Indirect Class counsel recognize they cannot recover their total claimed lodestar. Based on Third Circuit precedents, the Court must recognize that every dollar awarded to counsel is a dollar less going to class members. As the prior documents in this litigation show, some Indirect Purchasers will receive very little. (There is a court-approved minimum threshold for class members who have filed a damages claim.) The Court has no idea what any maximum recovery will be, as the definition of Indirect Class Purchasers is very amorphous.

One of the reasons the Court approved the class settlement, despite the Court having denied the class action, is that Defendants were entitled to cessation of the litigation and the total amounts that Defendants paid were within a reasonable range that warranted approval of the settlement. CONCLUSION

The Court is aware that the Supreme Court has heard argument in a case where there was some discussion about the Illinois Brick doctrine, In re Apple Iphone Antitrust Litig., 846 F.3d 313 (9th Cir. 2017), cert. granted sub nom. Apple Inc. v. Pepper, 138 S. Ct. 2647 (2018). The Court does not see any reason to delay this final award of attorneys' fees and costs for whatever action the Supreme Court may take in that case or any discussion about Illinois Brick. --------

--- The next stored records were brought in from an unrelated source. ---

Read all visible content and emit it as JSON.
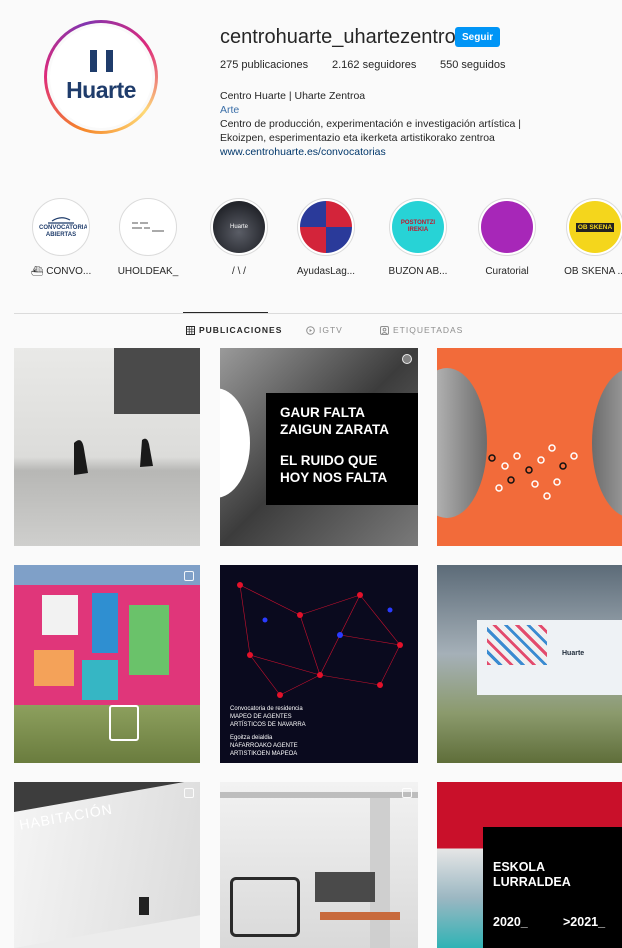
{
  "profile": {
    "username": "centrohuarte_uhartezentroa",
    "follow_label": "Seguir",
    "avatar_word": "Huarte",
    "stats": {
      "posts": "275 publicaciones",
      "followers": "2.162 seguidores",
      "following": "550 seguidos"
    },
    "display_name": "Centro Huarte | Uharte Zentroa",
    "category": "Arte",
    "bio_line1": "Centro de producción, experimentación e investigación artística |",
    "bio_line2": "Ekoizpen, esperimentazio eta ikerketa artistikorako zentroa",
    "website": "www.centrohuarte.es/convocatorias"
  },
  "highlights": [
    {
      "label": "⛴ CONVO...",
      "cover_text": "CONVOCATORIA ABIERTAS",
      "bg": "#ffffff"
    },
    {
      "label": "UHOLDEAK_",
      "cover_text": "",
      "bg": "#ffffff"
    },
    {
      "label": "/ \\ /",
      "cover_text": "Huarte",
      "bg": "#2b2d33"
    },
    {
      "label": "AyudasLag...",
      "cover_text": "",
      "bg": "#d3243a"
    },
    {
      "label": "BUZÓN AB...",
      "cover_text": "POSTONTZI IREKIA",
      "bg": "#27d3d6"
    },
    {
      "label": "Curatorial",
      "cover_text": "",
      "bg": "#a727b8"
    },
    {
      "label": "OB SKENA ...",
      "cover_text": "OB SKENA",
      "bg": "#f4d61c"
    }
  ],
  "tabs": [
    {
      "label": "PUBLICACIONES",
      "icon": "grid-icon",
      "active": true
    },
    {
      "label": "IGTV",
      "icon": "igtv-icon",
      "active": false
    },
    {
      "label": "ETIQUETADAS",
      "icon": "tagged-icon",
      "active": false
    }
  ],
  "posts": {
    "p2_line1": "GAUR FALTA",
    "p2_line2": "ZAIGUN ZARATA",
    "p2_line3": "EL RUIDO QUE",
    "p2_line4": "HOY NOS FALTA",
    "p5_line1": "Convocatoria de residencia",
    "p5_line2": "MAPEO DE AGENTES",
    "p5_line3": "ARTÍSTICOS DE NAVARRA",
    "p5_line4": "Egoitza deialdia",
    "p5_line5": "NAFARROAKO AGENTE",
    "p5_line6": "ARTISTIKOEN MAPEOA",
    "p6_sign": "Huarte",
    "p7_wall": "HABITACIÓN",
    "p9_line1": "ESKOLA",
    "p9_line2": "LURRALDEA",
    "p9_y1": "2020_",
    "p9_y2": ">2021_"
  }
}
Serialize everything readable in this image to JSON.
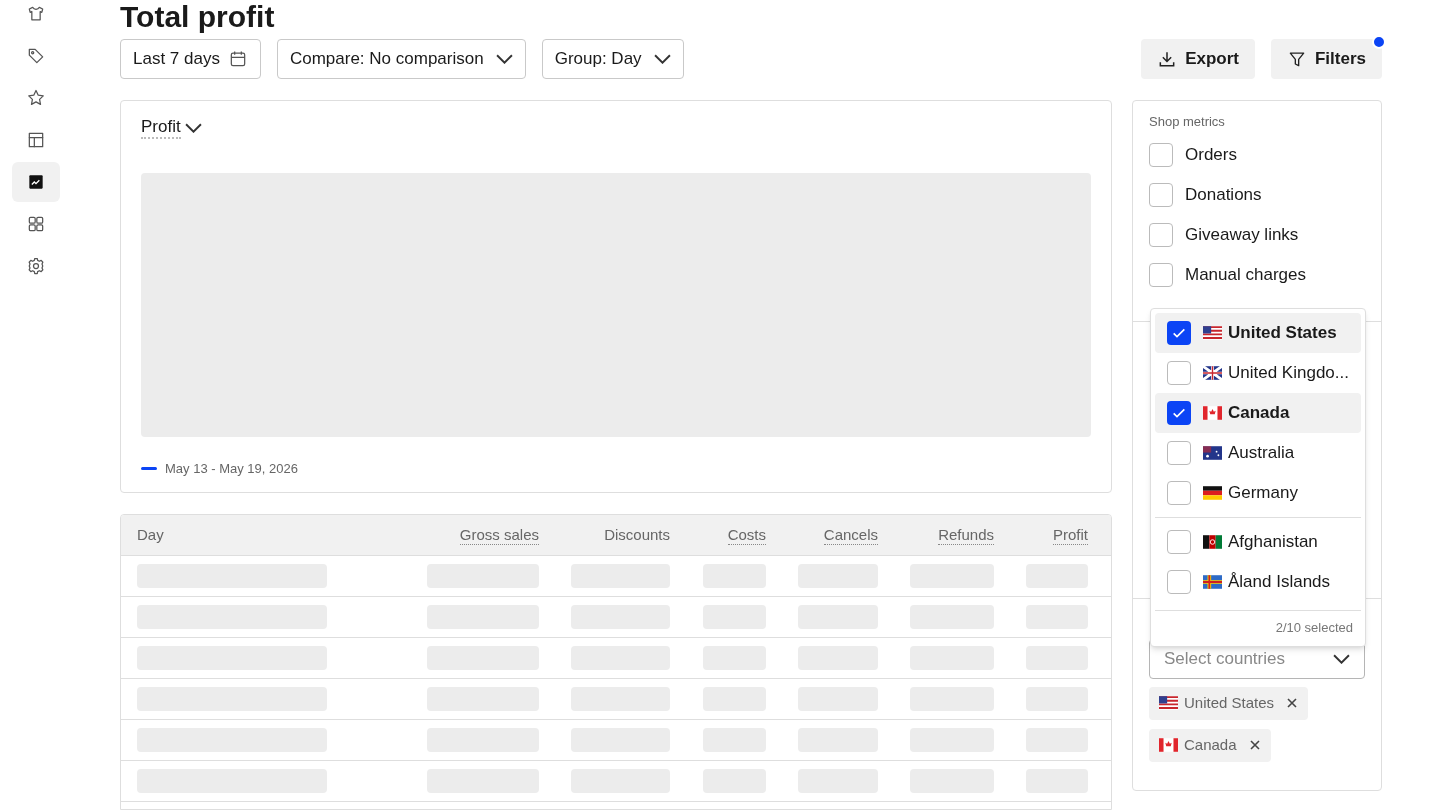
{
  "sidebar": {
    "items": [
      {
        "selected": false
      },
      {
        "selected": false
      },
      {
        "selected": false
      },
      {
        "selected": false
      },
      {
        "selected": true
      },
      {
        "selected": false
      },
      {
        "selected": false
      }
    ]
  },
  "page_title": "Total profit",
  "toolbar": {
    "date_range": "Last 7 days",
    "compare": "Compare: No comparison",
    "group": "Group: Day",
    "export": "Export",
    "filters": {
      "label": "Filters",
      "active": true
    }
  },
  "chart": {
    "metric": "Profit",
    "loading": true,
    "legend": {
      "label": "May 13 - May 19, 2026",
      "color": "#0b44f5"
    }
  },
  "table": {
    "loading": true,
    "columns": [
      {
        "label": "Day",
        "underlined": false
      },
      {
        "label": "Gross sales",
        "underlined": true
      },
      {
        "label": "Discounts",
        "underlined": false
      },
      {
        "label": "Costs",
        "underlined": true
      },
      {
        "label": "Cancels",
        "underlined": true
      },
      {
        "label": "Refunds",
        "underlined": true
      },
      {
        "label": "Profit",
        "underlined": true
      }
    ]
  },
  "filters_panel": {
    "section_title": "Shop metrics",
    "metrics": [
      {
        "label": "Orders",
        "checked": false
      },
      {
        "label": "Donations",
        "checked": false
      },
      {
        "label": "Giveaway links",
        "checked": false
      },
      {
        "label": "Manual charges",
        "checked": false
      }
    ],
    "country_dropdown": {
      "options": [
        {
          "label": "United States",
          "checked": true
        },
        {
          "label": "United Kingdo...",
          "checked": false
        },
        {
          "label": "Canada",
          "checked": true
        },
        {
          "label": "Australia",
          "checked": false
        },
        {
          "label": "Germany",
          "checked": false,
          "divider_after": true
        },
        {
          "label": "Afghanistan",
          "checked": false
        },
        {
          "label": "Åland Islands",
          "checked": false
        }
      ],
      "footer": "2/10 selected"
    },
    "country_select": {
      "placeholder": "Select countries"
    },
    "chips": [
      {
        "label": "United States"
      },
      {
        "label": "Canada"
      }
    ]
  }
}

In conclusion, the Court accepts the validity of the total number of hours that were recorded as being appropriate for consideration, but not the hourly rate. The Court believes that the class should recover approximately two-thirds of the total settlement. Therefore, the Court will award attorneys' fees so that the total of fees plus costs do not exceed one-third of the total settlement. The Court will check the adjusted lodestar against a percental of the overall recovery. Under this calculation the fees will be $2,864,400.00. This amount, plus all of the costs, equal approximately one-third of the total settlement. Adding together all of the attorneys' fees and costs awarded reveals a total of $5,279,000.00 which is close to one-third of the settlement amount of $16,700,000.00.

An appropriate order follows. O:\13-MD-2437 - drywall\13md2437 - IPP Action - Memorandum re Attorneys Fees.docx

Summaries of

In re Domestic Drywall Antitrust Litig.

Mar 19, 2019
MDL No. 2437 (E.D. Pa. Mar. 19, 2019)
Case details for

In re Domestic Drywall Antitrust Litig.

Case Details



Date published: Mar 19, 2019


MDL No. 2437 (E.D. Pa. Mar. 19, 2019)